12. Chic Nonna
Italian chef Vito Mollica’s lavish avant-garde restaurant has been the talk of town since opening in a frescoed 16th-century palazzo in Santa Maria Novella in 2021. Already Michelin-starred and a “must do” in every A-lister’s little black book, Chic Grandma is as contemporary and timelessly stylish as its name suggests. Splurge on a lavish tasting menu – one vegetarian – or lounge over the chef’s signature cavatelli cacio e pepe (elongated pasta shells, cheese and pepper) with marinated red shrimps and baby squid in the more affordable bistro.
13. Il Gusto di Xinge
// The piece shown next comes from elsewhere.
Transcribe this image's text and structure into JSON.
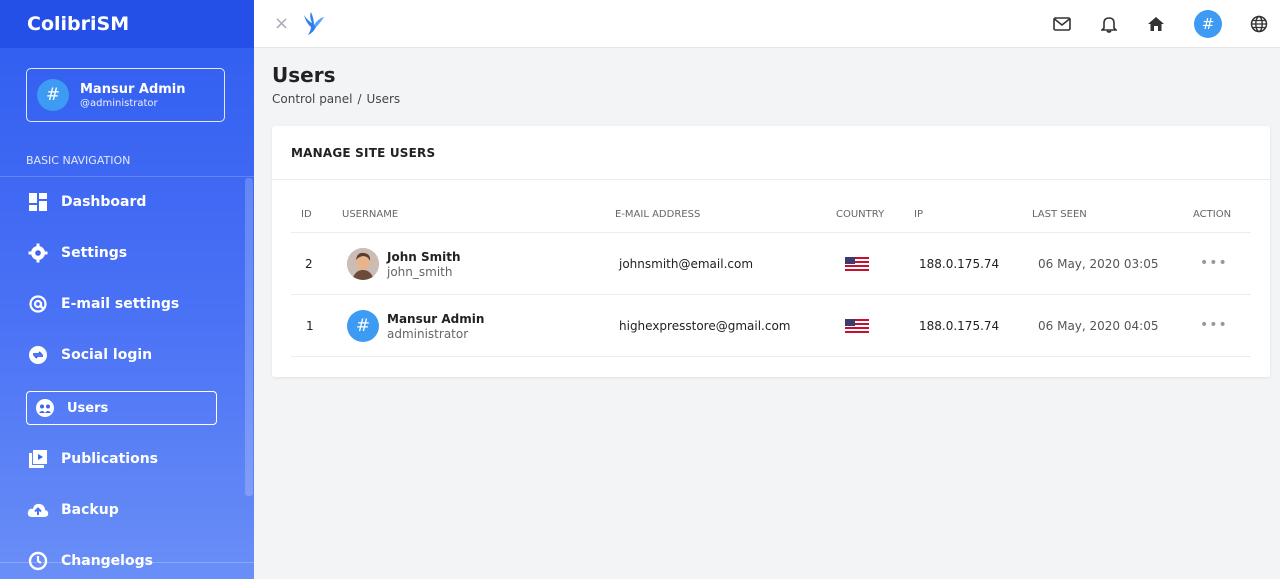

Chinese-born Xin Ge Liu swapped a career in fashion for a pocket-sized dim sum kitchen and market stall in Florence. And her latest restaurant venture behind Santa Maria Novella train station is gaining a huge cult following among bon vivants seeking alternative dining with a club-chic party spirit. Be it the sassy petrol blue and orange decor, pork and Tuscan truffle-stuffed Sheng Jian Bao presented like artworks or wild craft cocktail (ever tasted Chinese roast duck, whisky, honey and truffle in a glass?), everything at Il Gusto di Xinge screams Chinese-Tuscan high drama. Don’t. Miss. Out.
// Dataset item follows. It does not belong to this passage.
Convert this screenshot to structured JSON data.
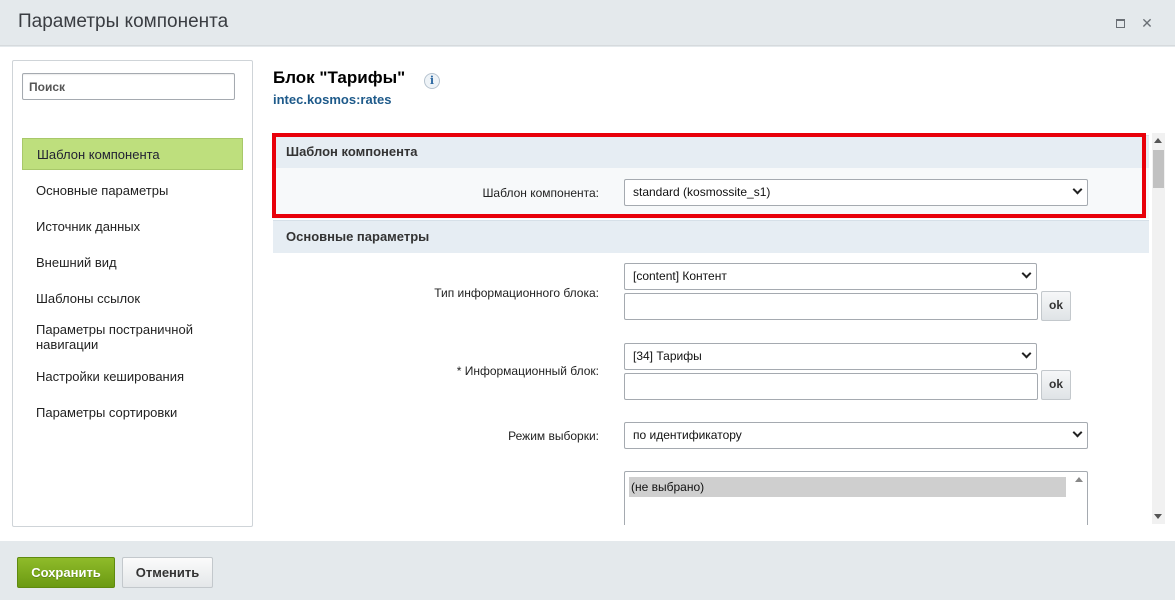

14. Il Teatro del Sale
No epicurean razz around Florence is complete without dinner and a show in honor of Florence’s original rebel chef in longstanding foodie ‘hood Sant’Ambrogio. The eccentric lovechild of late, larger-than-life Florentine chef and disruptor Fabbio Picchi, Il Teatro del Sale raises the curtain on a noisy, hectic, mesmerizing symphony of outstanding Tuscan dishes. Dinner climaxes at 9:30pm with a live performance of jazz, drama or stand-up comedy.
15. Dalla Lola
Budget dining it might be, but there’s nothing scant or stuffy about this upcycled neighborhood eatery – old-school vintage in look, mischievously new-gen in vibe. Spirited young owner Mathilde Pettini practically grew up in the kitchen at her family’s veteran Trattoria Cammillo and the cheeky spin she casts on trippa finta (“fake tripe”, actually eggs), gluten-free desserts and forgotten Tuscan dishes like frogs legs and chicken hearts in her own trattoria is simply brilliant.